Wildlife Watching – Snow leopard:
There are estimated to be around 250-400 snow leopards in Pakistan, across an area of 80,000km2. As in the rest of their range, they are threatened by retaliatory killing due to livestock depredation, hunting for the cats’ valuable pelt and for traditional Chinese medicine, and depletion of the main prey (ibex and marmot).
Nisar Malik, a Pakistani journalist along with cameraman Mark Smith, spent 18 months following this most enigmatic of animals and creating a film: Snow Leopard of Pakistan – Beyond the Myth. During filming, they gained valuable insights into the day to day life of the snow leopards. Set in the wilds of the Hindu Kush, their film profiles a much misunderstood part of the world, going beyond the myth to tell the snow leopard’s real story.

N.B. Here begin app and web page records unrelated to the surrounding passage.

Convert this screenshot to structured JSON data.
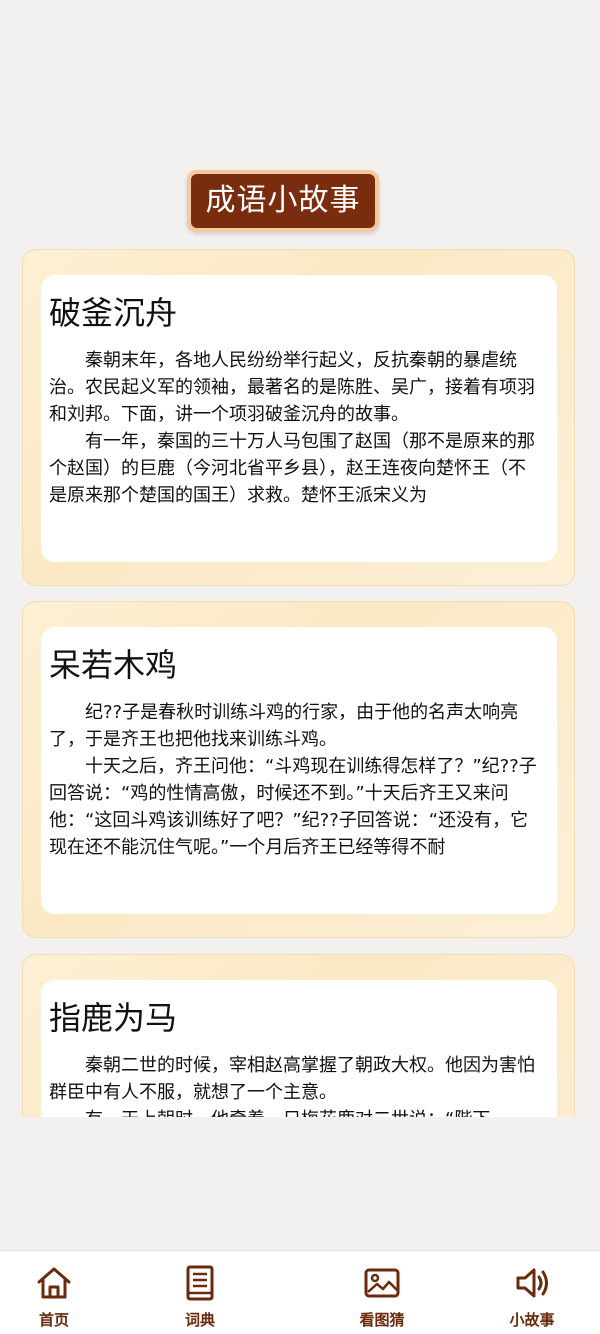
{
  "header": {
    "title": "成语小故事"
  },
  "stories": [
    {
      "title": "破釜沉舟",
      "paragraphs": [
        "秦朝末年，各地人民纷纷举行起义，反抗秦朝的暴虐统治。农民起义军的领袖，最著名的是陈胜、吴广，接着有项羽和刘邦。下面，讲一个项羽破釜沉舟的故事。",
        "有一年，秦国的三十万人马包围了赵国（那不是原来的那个赵国）的巨鹿（今河北省平乡县），赵王连夜向楚怀王（不是原来那个楚国的国王）求救。楚怀王派宋义为"
      ]
    },
    {
      "title": "呆若木鸡",
      "paragraphs": [
        "纪??子是春秋时训练斗鸡的行家，由于他的名声太响亮了，于是齐王也把他找来训练斗鸡。",
        "十天之后，齐王问他：“斗鸡现在训练得怎样了？”纪??子回答说：“鸡的性情高傲，时候还不到。”十天后齐王又来问他：“这回斗鸡该训练好了吧？”纪??子回答说：“还没有，它现在还不能沉住气呢。”一个月后齐王已经等得不耐"
      ]
    },
    {
      "title": "指鹿为马",
      "paragraphs": [
        "秦朝二世的时候，宰相赵高掌握了朝政大权。他因为害怕群臣中有人不服，就想了一个主意。",
        "有一天上朝时，他牵着一只梅花鹿对二世说：“陛下"
      ]
    }
  ],
  "bottom_nav": {
    "items": [
      {
        "label": "首页",
        "icon": "home-icon"
      },
      {
        "label": "词典",
        "icon": "book-icon"
      },
      {
        "label": "看图猜",
        "icon": "image-icon"
      },
      {
        "label": "小故事",
        "icon": "speaker-icon"
      }
    ]
  }
}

See more at Right Tourism; http://right-tourism.com/issues/wildlife-watching/#sthash.OP2apv5R.dpbs
Tourists use more water than the ordinary consumer. Indeed, the water ‘footprint’ of the Western world, as in our carbon footprint, is very high. There are already serious water shortages worldwide and a prediction of ‘water wars’.

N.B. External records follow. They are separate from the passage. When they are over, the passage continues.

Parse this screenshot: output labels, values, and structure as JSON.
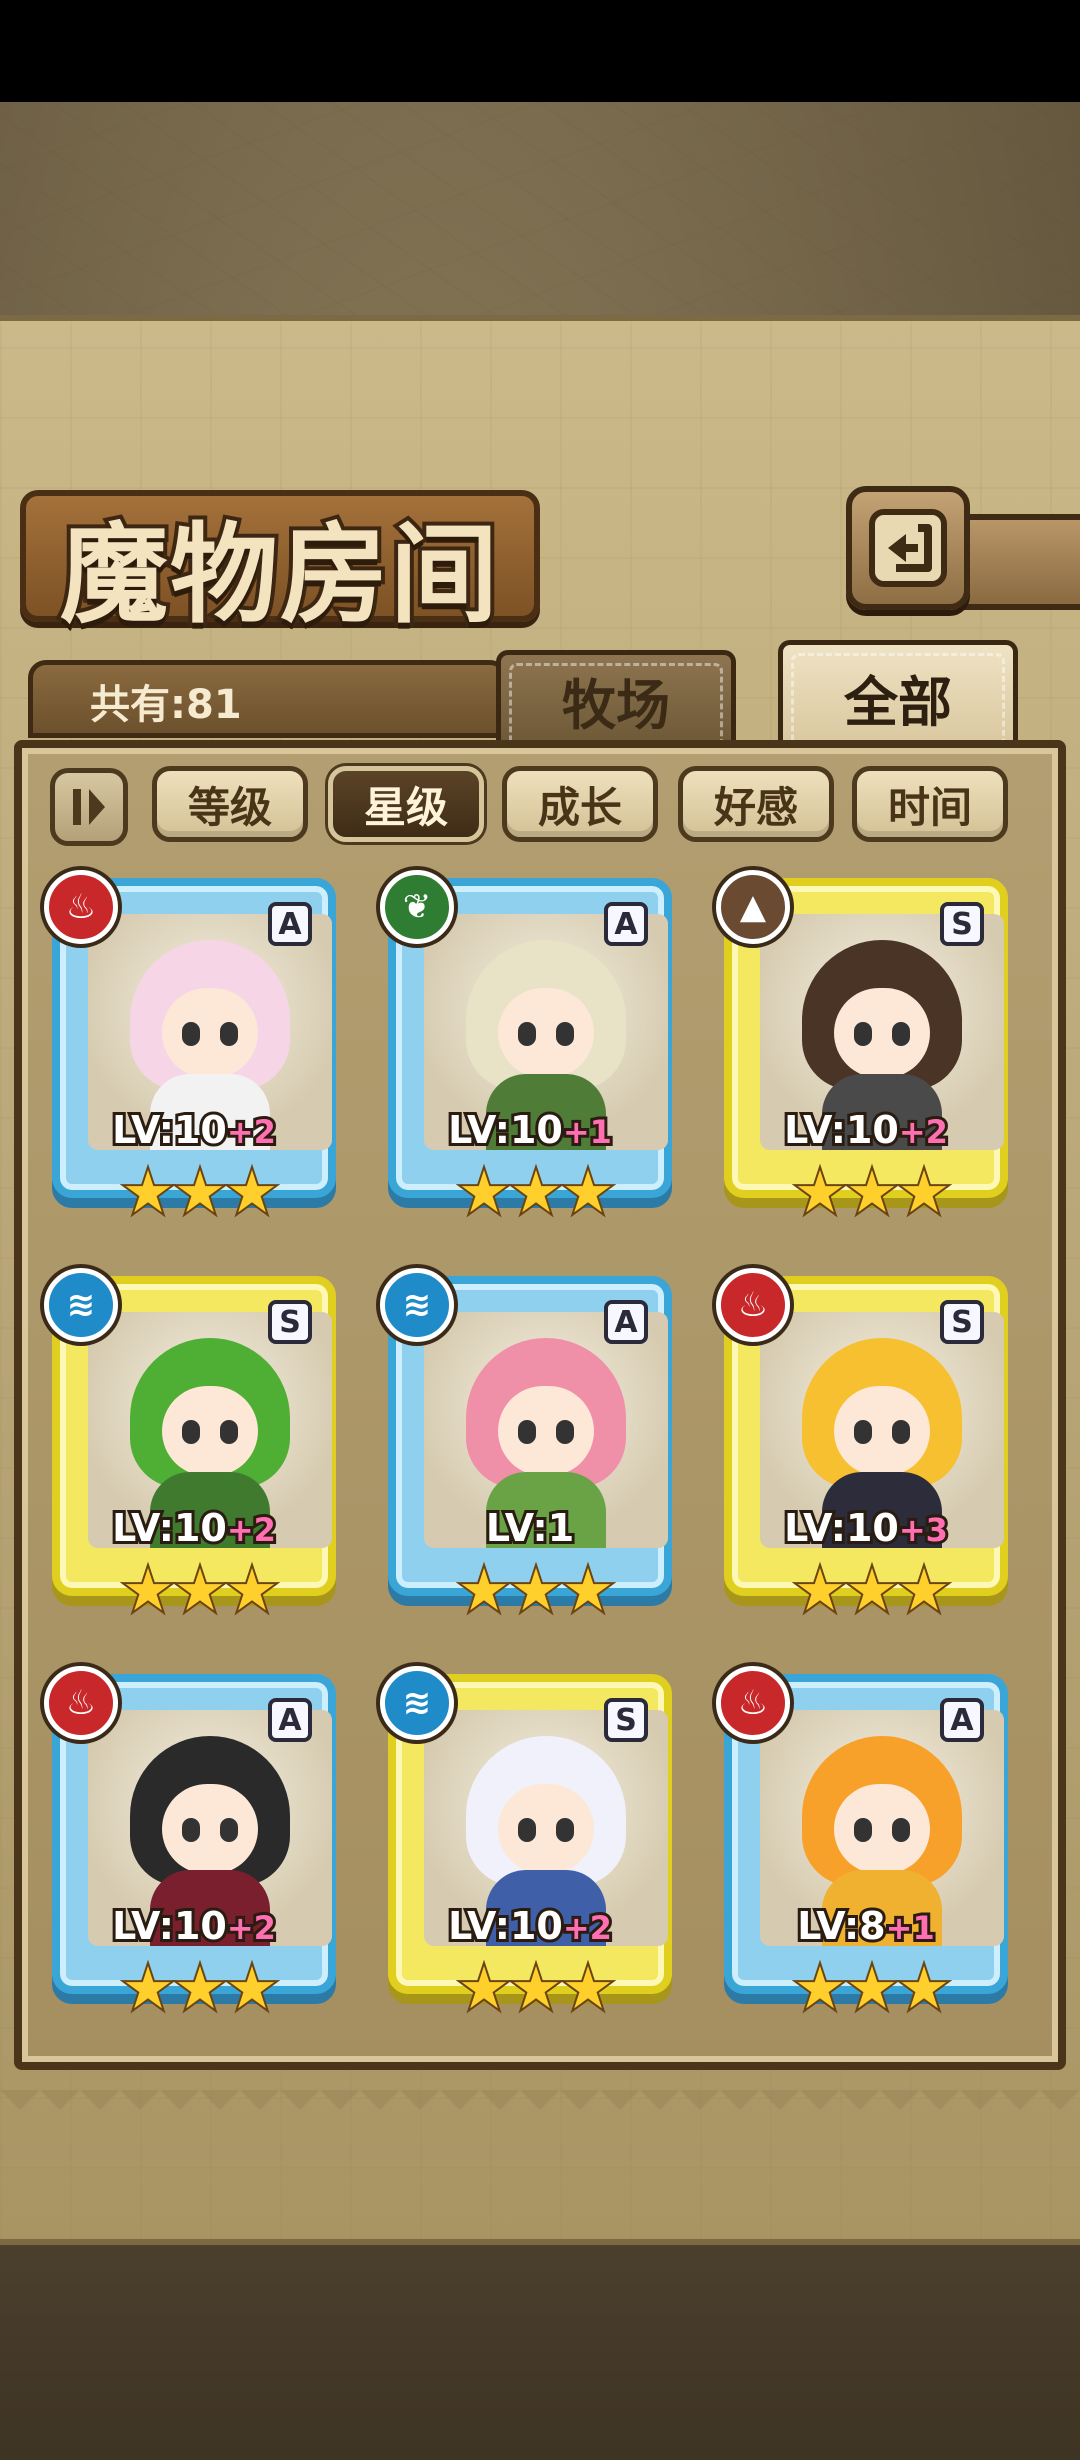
{
  "title": "魔物房间",
  "count_label": "共有:81",
  "tabs": {
    "ranch": "牧场",
    "all": "全部"
  },
  "sort_buttons": [
    {
      "label": "等级",
      "active": false
    },
    {
      "label": "星级",
      "active": true
    },
    {
      "label": "成长",
      "active": false
    },
    {
      "label": "好感",
      "active": false
    },
    {
      "label": "时间",
      "active": false
    }
  ],
  "monsters": [
    {
      "element": "fire-icon",
      "rank": "A",
      "level": "LV:10",
      "bonus": "+2",
      "stars": 3,
      "hair": "#f6d6e6",
      "outfit": "#f2f2f2"
    },
    {
      "element": "leaf-icon",
      "rank": "A",
      "level": "LV:10",
      "bonus": "+1",
      "stars": 3,
      "hair": "#e8e2c6",
      "outfit": "#4f7d38"
    },
    {
      "element": "mountain-icon",
      "rank": "S",
      "level": "LV:10",
      "bonus": "+2",
      "stars": 3,
      "hair": "#4a3426",
      "outfit": "#4a4a4a"
    },
    {
      "element": "water-icon",
      "rank": "S",
      "level": "LV:10",
      "bonus": "+2",
      "stars": 3,
      "hair": "#4fae34",
      "outfit": "#3f7a2e"
    },
    {
      "element": "water-icon",
      "rank": "A",
      "level": "LV:1",
      "bonus": "",
      "stars": 3,
      "hair": "#f08fa8",
      "outfit": "#6aa346"
    },
    {
      "element": "fire-icon",
      "rank": "S",
      "level": "LV:10",
      "bonus": "+3",
      "stars": 3,
      "hair": "#f6c030",
      "outfit": "#2c2c3a"
    },
    {
      "element": "fire-icon",
      "rank": "A",
      "level": "LV:10",
      "bonus": "+2",
      "stars": 3,
      "hair": "#2a2a2a",
      "outfit": "#7a1f2e"
    },
    {
      "element": "water-icon",
      "rank": "S",
      "level": "LV:10",
      "bonus": "+2",
      "stars": 3,
      "hair": "#f1f1fb",
      "outfit": "#3f5fa8"
    },
    {
      "element": "fire-icon",
      "rank": "A",
      "level": "LV:8",
      "bonus": "+1",
      "stars": 3,
      "hair": "#f7a12a",
      "outfit": "#f0b030"
    }
  ]
}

The United Nations has claimed that ‘The average tourist uses as much water in 24 hours as a third world villager would use to produce rice for 100 days.’ Tourists need unlimited supplies of water – they are used to it at home and desire copious amounts on holiday: for drinking, baths and showers, swimming pools, overflowing fountains and green manicured lawns.
But water, in developing countries, is often a precious commodity. More than 2 billion people lack access to clean water and sanitation, and 80 per cent of all deaths in the developing world are water related. Put a hotel near a local community and the pressure on the water supply is acute.

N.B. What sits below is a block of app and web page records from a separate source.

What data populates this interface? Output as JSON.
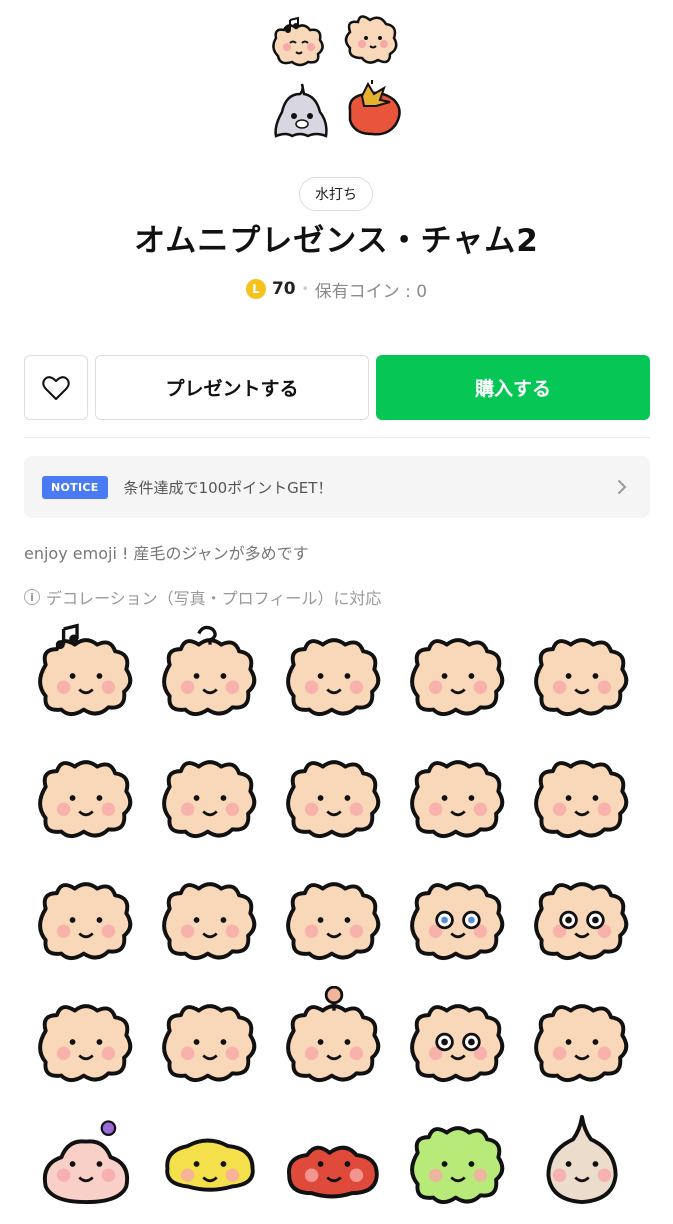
{
  "header": {
    "author": "水打ち",
    "title": "オムニプレゼンス・チャム2",
    "coin_symbol": "L",
    "price": "70",
    "separator": "•",
    "owned_coins": "保有コイン : 0"
  },
  "actions": {
    "favorite_icon": "heart-icon",
    "gift_label": "プレゼントする",
    "buy_label": "購入する"
  },
  "notice": {
    "badge": "NOTICE",
    "text": "条件達成で100ポイントGET！"
  },
  "description": "enjoy emoji ! 産毛のジャンが多めです",
  "decoration": {
    "info_icon": "i",
    "text": "デコレーション（写真・プロフィール）に対応"
  },
  "emojis": [
    "music-note-chum",
    "question-chum",
    "sleepy-chum",
    "tongue-chum",
    "blush-chum",
    "flat-chum",
    "crying-chum",
    "spotted-chum",
    "waving-chum",
    "surprised-chum",
    "angry-chum",
    "jumping-chum",
    "scared-chum",
    "blue-eyed-chum",
    "big-eyes-chum",
    "smug-chum",
    "happy-chum",
    "lollipop-chum",
    "round-eyes-chum",
    "side-eye-chum",
    "cupcake-chum",
    "yellow-blob-chum",
    "red-blob-chum",
    "green-chum",
    "onion-chum"
  ],
  "colors": {
    "accent_green": "#06c755",
    "notice_blue": "#4a7bf5",
    "coin_yellow": "#f5c21b",
    "fur": "#f8d8b8",
    "blush": "#f7a8a8"
  }
}
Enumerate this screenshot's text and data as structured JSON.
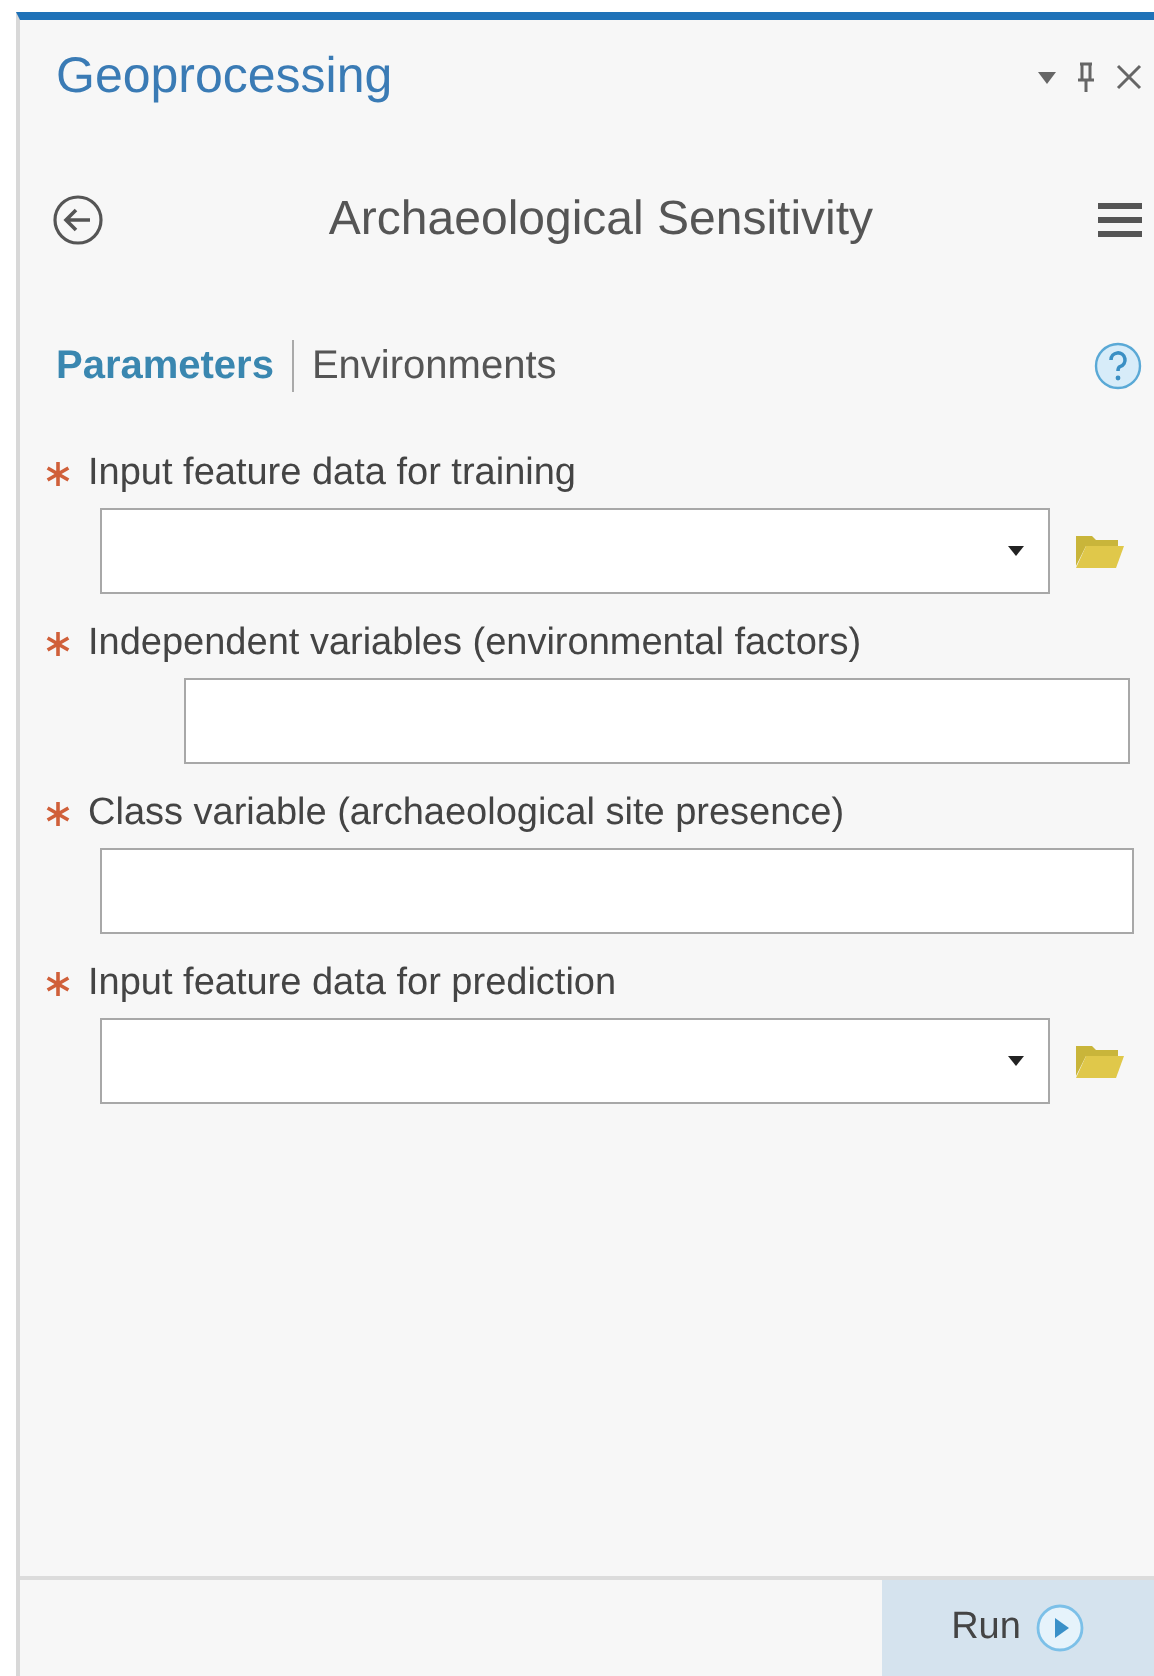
{
  "pane": {
    "title": "Geoprocessing"
  },
  "tool": {
    "title": "Archaeological Sensitivity"
  },
  "tabs": [
    {
      "label": "Parameters",
      "selected": true
    },
    {
      "label": "Environments",
      "selected": false
    }
  ],
  "parameters": [
    {
      "label": "Input feature data for training",
      "required": true,
      "kind": "dropdown"
    },
    {
      "label": "Independent variables (environmental factors)",
      "required": true,
      "kind": "list"
    },
    {
      "label": "Class variable (archaeological site presence)",
      "required": true,
      "kind": "text"
    },
    {
      "label": "Input feature data for prediction",
      "required": true,
      "kind": "dropdown"
    }
  ],
  "run_button": {
    "label": "Run"
  }
}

Tourism Concern has extensively campaigned on water equity and have published reports & articles on the topic. To learn more check out the following Tourism Concern articles:
Campers, hikers, and climbers should all follow a “Leave No Trace” approach when exploring the great outdoors. In many popular trekking locations around the world, a lack of this ethic has resulted in highlands and peaks being littered with garbage. The situation has become so bad in neighbouring Nepal, The Nepalese government passed new rules requiring climbers to carry 17.6 pounds (8kg) of trash off the mountain (in addition to their own garbage) before they are allowed to leave. Here are some suggestions for keeping the trekking regions beautiful for everyone to enjoy:
- Carry out all your rubbish or dispose of your trash responsibly. Don’t overlook easily forgotten items, such as foil, cigarette butts and plastic wrappers. Take into account how long items take to degrade. For example, aluminium cans take 80 to 100 years and plastic bottles take up to 450 years. Besides, while degrading harmful chemicals end up in the ground water.
- Collect rubbish where you see it on walking trails. If you cannot carry it out of the area, take the litter to a local rubbish collection depot or incineration centre.
- When buying things from shops, do not accept plastic bags.
- Never bury your rubbish. Digging disturbs soil and ground cover and encourages erosion, and buried rubbish may be dug up by animals, which may be injured or poisoned by it.
- Minimize waste by taking minimal packaging and no more food than you will need. Take reusable containers or stuff sacks.
- Take your used batteries home to your country.
- Where there is a toilet, please use it. Where there is none, bury your waste. Dig a small hole 15cm (6in) deep and at least 100m (320ft) from any watercourse. Cover the waste with soil and a rock. In snow, dig down to the soil. Ensure that these guidelines are also applied to portable toilet tents.
- Please encourage your porters to use toilet facilities as well.